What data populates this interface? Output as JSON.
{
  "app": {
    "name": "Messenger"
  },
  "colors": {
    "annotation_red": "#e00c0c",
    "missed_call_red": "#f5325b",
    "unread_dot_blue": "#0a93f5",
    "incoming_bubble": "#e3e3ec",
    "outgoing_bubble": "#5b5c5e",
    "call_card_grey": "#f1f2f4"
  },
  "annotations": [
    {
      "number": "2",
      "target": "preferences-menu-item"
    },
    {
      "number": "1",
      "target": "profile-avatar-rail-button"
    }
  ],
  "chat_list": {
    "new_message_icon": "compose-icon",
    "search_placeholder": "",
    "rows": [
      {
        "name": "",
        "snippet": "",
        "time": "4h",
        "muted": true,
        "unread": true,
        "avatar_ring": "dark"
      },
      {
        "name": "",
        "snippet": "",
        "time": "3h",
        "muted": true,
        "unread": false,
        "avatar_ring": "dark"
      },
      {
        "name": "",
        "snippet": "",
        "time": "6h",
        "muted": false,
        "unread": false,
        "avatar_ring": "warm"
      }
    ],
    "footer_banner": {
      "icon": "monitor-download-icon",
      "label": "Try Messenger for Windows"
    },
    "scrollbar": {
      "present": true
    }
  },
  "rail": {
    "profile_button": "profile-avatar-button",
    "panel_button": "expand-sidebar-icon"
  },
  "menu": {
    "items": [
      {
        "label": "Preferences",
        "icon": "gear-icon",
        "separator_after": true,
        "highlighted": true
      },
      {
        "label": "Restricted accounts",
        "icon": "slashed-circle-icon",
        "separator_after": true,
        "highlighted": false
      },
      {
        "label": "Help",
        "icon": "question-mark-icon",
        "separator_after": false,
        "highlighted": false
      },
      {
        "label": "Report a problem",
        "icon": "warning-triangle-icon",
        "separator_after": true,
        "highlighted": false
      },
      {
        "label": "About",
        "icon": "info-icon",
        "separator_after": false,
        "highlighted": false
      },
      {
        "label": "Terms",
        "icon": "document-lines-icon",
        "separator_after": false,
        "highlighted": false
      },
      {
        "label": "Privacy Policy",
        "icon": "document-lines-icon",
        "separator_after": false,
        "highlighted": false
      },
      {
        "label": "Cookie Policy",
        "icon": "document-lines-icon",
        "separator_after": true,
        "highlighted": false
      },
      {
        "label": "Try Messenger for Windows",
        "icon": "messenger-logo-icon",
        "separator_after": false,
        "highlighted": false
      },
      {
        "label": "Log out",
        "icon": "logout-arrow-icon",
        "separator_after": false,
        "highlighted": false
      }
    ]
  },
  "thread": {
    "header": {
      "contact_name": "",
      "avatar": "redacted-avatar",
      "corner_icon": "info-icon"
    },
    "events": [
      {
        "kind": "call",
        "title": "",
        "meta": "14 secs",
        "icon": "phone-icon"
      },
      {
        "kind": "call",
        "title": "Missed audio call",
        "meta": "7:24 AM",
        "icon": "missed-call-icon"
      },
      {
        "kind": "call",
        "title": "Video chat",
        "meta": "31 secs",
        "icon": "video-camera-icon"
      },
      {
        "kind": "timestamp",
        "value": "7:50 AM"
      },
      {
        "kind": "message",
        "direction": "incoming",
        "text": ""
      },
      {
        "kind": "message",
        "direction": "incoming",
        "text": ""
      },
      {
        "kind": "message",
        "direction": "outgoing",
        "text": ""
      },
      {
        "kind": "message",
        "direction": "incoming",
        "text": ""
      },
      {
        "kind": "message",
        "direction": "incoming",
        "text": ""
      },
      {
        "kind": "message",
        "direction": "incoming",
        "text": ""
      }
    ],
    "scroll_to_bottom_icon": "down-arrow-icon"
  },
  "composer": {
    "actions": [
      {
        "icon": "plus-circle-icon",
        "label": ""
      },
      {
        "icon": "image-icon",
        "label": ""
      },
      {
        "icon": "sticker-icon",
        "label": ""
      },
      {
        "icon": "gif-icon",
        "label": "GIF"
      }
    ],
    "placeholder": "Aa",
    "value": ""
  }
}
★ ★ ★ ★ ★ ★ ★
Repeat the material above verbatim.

*Response area*.
What data populates this interface? Output as JSON.
{
  "app": {
    "name": "Messenger"
  },
  "colors": {
    "annotation_red": "#e00c0c",
    "missed_call_red": "#f5325b",
    "unread_dot_blue": "#0a93f5",
    "incoming_bubble": "#e3e3ec",
    "outgoing_bubble": "#5b5c5e",
    "call_card_grey": "#f1f2f4"
  },
  "annotations": [
    {
      "number": "2",
      "target": "preferences-menu-item"
    },
    {
      "number": "1",
      "target": "profile-avatar-rail-button"
    }
  ],
  "chat_list": {
    "new_message_icon": "compose-icon",
    "search_placeholder": "",
    "rows": [
      {
        "name": "",
        "snippet": "",
        "time": "4h",
        "muted": true,
        "unread": true,
        "avatar_ring": "dark"
      },
      {
        "name": "",
        "snippet": "",
        "time": "3h",
        "muted": true,
        "unread": false,
        "avatar_ring": "dark"
      },
      {
        "name": "",
        "snippet": "",
        "time": "6h",
        "muted": false,
        "unread": false,
        "avatar_ring": "warm"
      }
    ],
    "footer_banner": {
      "icon": "monitor-download-icon",
      "label": "Try Messenger for Windows"
    },
    "scrollbar": {
      "present": true
    }
  },
  "rail": {
    "profile_button": "profile-avatar-button",
    "panel_button": "expand-sidebar-icon"
  },
  "menu": {
    "items": [
      {
        "label": "Preferences",
        "icon": "gear-icon",
        "separator_after": true,
        "highlighted": true
      },
      {
        "label": "Restricted accounts",
        "icon": "slashed-circle-icon",
        "separator_after": true,
        "highlighted": false
      },
      {
        "label": "Help",
        "icon": "question-mark-icon",
        "separator_after": false,
        "highlighted": false
      },
      {
        "label": "Report a problem",
        "icon": "warning-triangle-icon",
        "separator_after": true,
        "highlighted": false
      },
      {
        "label": "About",
        "icon": "info-icon",
        "separator_after": false,
        "highlighted": false
      },
      {
        "label": "Terms",
        "icon": "document-lines-icon",
        "separator_after": false,
        "highlighted": false
      },
      {
        "label": "Privacy Policy",
        "icon": "document-lines-icon",
        "separator_after": false,
        "highlighted": false
      },
      {
        "label": "Cookie Policy",
        "icon": "document-lines-icon",
        "separator_after": true,
        "highlighted": false
      },
      {
        "label": "Try Messenger for Windows",
        "icon": "messenger-logo-icon",
        "separator_after": false,
        "highlighted": false
      },
      {
        "label": "Log out",
        "icon": "logout-arrow-icon",
        "separator_after": false,
        "highlighted": false
      }
    ]
  },
  "thread": {
    "header": {
      "contact_name": "",
      "avatar": "redacted-avatar",
      "corner_icon": "info-icon"
    },
    "events": [
      {
        "kind": "call",
        "title": "",
        "meta": "14 secs",
        "icon": "phone-icon"
      },
      {
        "kind": "call",
        "title": "Missed audio call",
        "meta": "7:24 AM",
        "icon": "missed-call-icon"
      },
      {
        "kind": "call",
        "title": "Video chat",
        "meta": "31 secs",
        "icon": "video-camera-icon"
      },
      {
        "kind": "timestamp",
        "value": "7:50 AM"
      },
      {
        "kind": "message",
        "direction": "incoming",
        "text": ""
      },
      {
        "kind": "message",
        "direction": "incoming",
        "text": ""
      },
      {
        "kind": "message",
        "direction": "outgoing",
        "text": ""
      },
      {
        "kind": "message",
        "direction": "incoming",
        "text": ""
      },
      {
        "kind": "message",
        "direction": "incoming",
        "text": ""
      },
      {
        "kind": "message",
        "direction": "incoming",
        "text": ""
      }
    ],
    "scroll_to_bottom_icon": "down-arrow-icon"
  },
  "composer": {
    "actions": [
      {
        "icon": "plus-circle-icon",
        "label": ""
      },
      {
        "icon": "image-icon",
        "label": ""
      },
      {
        "icon": "sticker-icon",
        "label": ""
      },
      {
        "icon": "gif-icon",
        "label": "GIF"
      }
    ],
    "placeholder": "Aa",
    "value": ""
  }
}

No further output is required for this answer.